Integration of Informatics and Quantitative Concepts in Biology at UPR

The goal of this proposal is to increase the quantitative and informatics skills of undergraduate Biology majors at the University of Puerto Rico, Rio Piedras Campus.  It is aligned with the objective of the MARC U*STAR Program which is to increase the number of minority students that pursue graduate education in one of the STEM fields.  The National Research Council in its report “BIO2010: Transforming Undergraduate Education for Future Research Biologists” identified the need for Biology majors to receive a more quantitative and interdisciplinary education as undergraduates.  The Department of Biology, following this recommendation and an on-going comprehensive curricular revision, has delineated several strategies to address this issue.  This proposal aims to incorporate quantitative and informatics concepts and skills throughout the Biology curriculum.  Undergraduate laboratory courses are being targeted as they provide the perfect environment to offer our students quantitative and interdisciplinary research-like activities.  In addition, we will enrich our academic offering by describing new interdisciplinary courses to allow our students to be better prepared for their future academic or professional goals. Our proposed specific aims are:

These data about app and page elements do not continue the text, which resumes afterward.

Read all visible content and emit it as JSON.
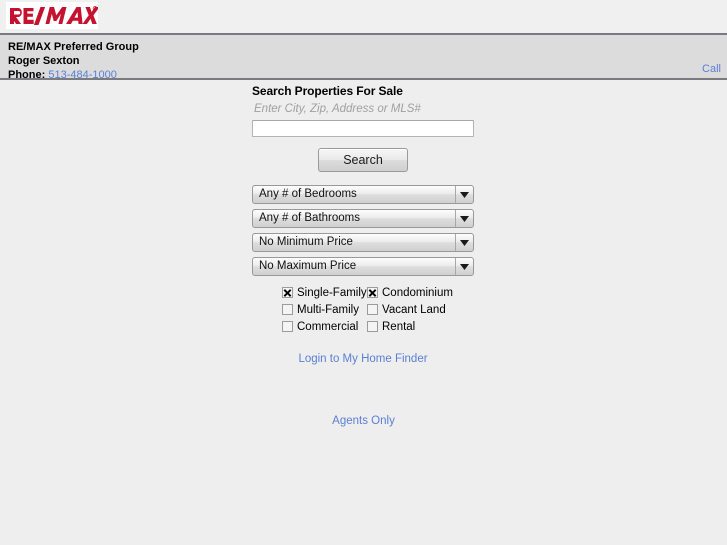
{
  "brand": {
    "logo_text": "RE/MAX",
    "logo_trademark": "®",
    "logo_color": "#c41230"
  },
  "office": {
    "name": "RE/MAX Preferred Group",
    "agent": "Roger Sexton",
    "phone_label": "Phone:",
    "phone_number": "513-484-1000",
    "call_link": "Call"
  },
  "search": {
    "title": "Search Properties For Sale",
    "hint": "Enter City, Zip, Address or MLS#",
    "input_value": "",
    "placeholder": "",
    "button_label": "Search"
  },
  "filters": {
    "selects": [
      {
        "name": "bedrooms",
        "value": "Any # of Bedrooms"
      },
      {
        "name": "bathrooms",
        "value": "Any # of Bathrooms"
      },
      {
        "name": "min-price",
        "value": "No Minimum Price"
      },
      {
        "name": "max-price",
        "value": "No Maximum Price"
      }
    ],
    "property_types": [
      {
        "label": "Single-Family",
        "checked": true
      },
      {
        "label": "Condominium",
        "checked": true
      },
      {
        "label": "Multi-Family",
        "checked": false
      },
      {
        "label": "Vacant Land",
        "checked": false
      },
      {
        "label": "Commercial",
        "checked": false
      },
      {
        "label": "Rental",
        "checked": false
      }
    ]
  },
  "links": {
    "home_finder": "Login to My Home Finder",
    "agents_only": "Agents Only"
  },
  "colors": {
    "link_blue": "#5a7fd4",
    "brand_red": "#c41230",
    "page_bg": "#eeeeee",
    "info_bar_bg": "#dcdcdc"
  }
}
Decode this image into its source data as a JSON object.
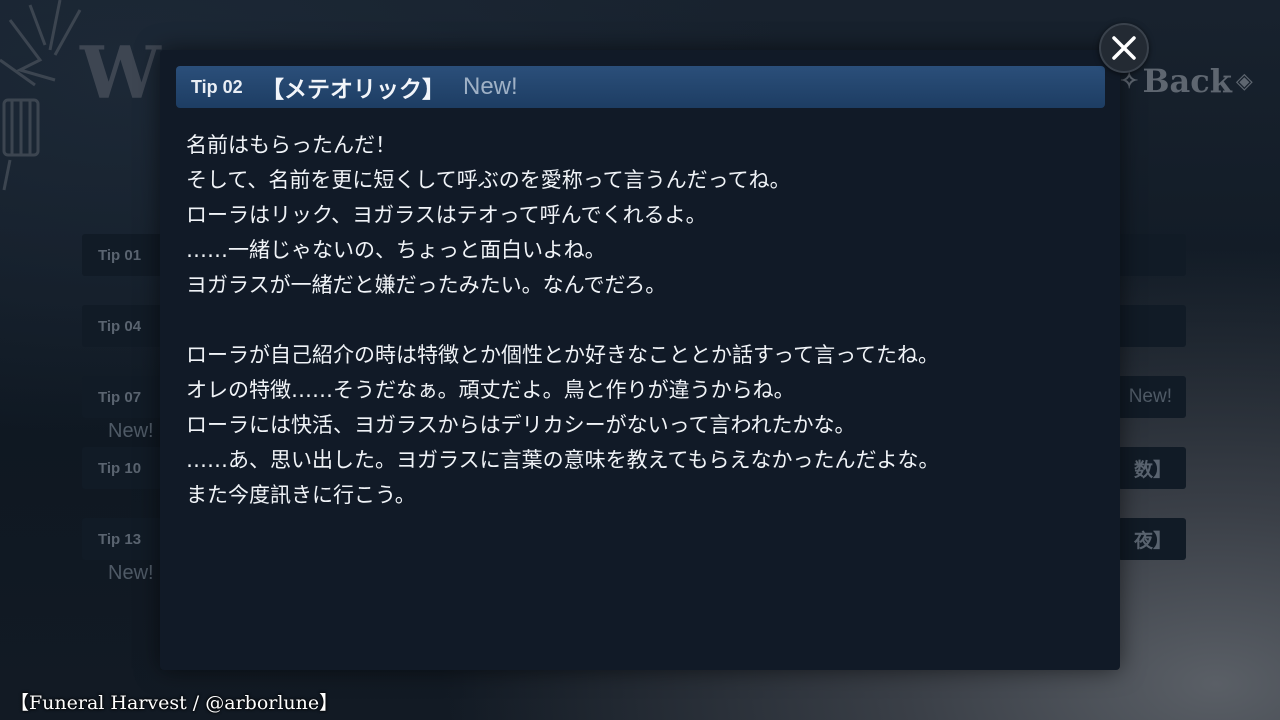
{
  "background": {
    "title_fragment": "W",
    "back_label": "Back",
    "tips": [
      {
        "label": "Tip 01",
        "right": "",
        "new": ""
      },
      {
        "label": "Tip 04",
        "right": "",
        "new": ""
      },
      {
        "label": "Tip 07",
        "right": "New!",
        "new": "New!"
      },
      {
        "label": "Tip 10",
        "right": "数】",
        "new": ""
      },
      {
        "label": "Tip 13",
        "right": "夜】",
        "new": "New!"
      }
    ]
  },
  "modal": {
    "tip_number": "Tip 02",
    "tip_title": "【メテオリック】",
    "new_badge": "New!",
    "lines": [
      "名前はもらったんだ！",
      "そして、名前を更に短くして呼ぶのを愛称って言うんだってね。",
      "ローラはリック、ヨガラスはテオって呼んでくれるよ。",
      "……一緒じゃないの、ちょっと面白いよね。",
      "ヨガラスが一緒だと嫌だったみたい。なんでだろ。",
      "",
      "ローラが自己紹介の時は特徴とか個性とか好きなこととか話すって言ってたね。",
      "オレの特徴……そうだなぁ。頑丈だよ。鳥と作りが違うからね。",
      "ローラには快活、ヨガラスからはデリカシーがないって言われたかな。",
      "……あ、思い出した。ヨガラスに言葉の意味を教えてもらえなかったんだよな。",
      "また今度訊きに行こう。"
    ]
  },
  "close_icon": "close-icon",
  "credit": "【Funeral Harvest / @arborlune】",
  "colors": {
    "header_bg": "#2b4f7a",
    "modal_bg": "#111a27",
    "new_badge": "#9fb1c6"
  }
}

  1. Design a course sequence that will promote the development of quantitative skills in biology majors.
  2. Integration of quantitative and computational skills into Biology’s laboratory courses.
  3. Increase the Bioinformatics and interdisciplinary course offering in the Biology Department.
  4. Interdisciplinary training of faculty and support personnel.

The proposed changes will be integrated into the Biology Department’s on-going comprehensive curricular revision as we expect that they will contribute to increase student’s interest in biological research and significantly improve our student competitiveness, particularly of those who pursue graduate studies.


This material is based upon work supported by the National Institutes of Health (NIH) under Grant # 5T36 GM 0078010.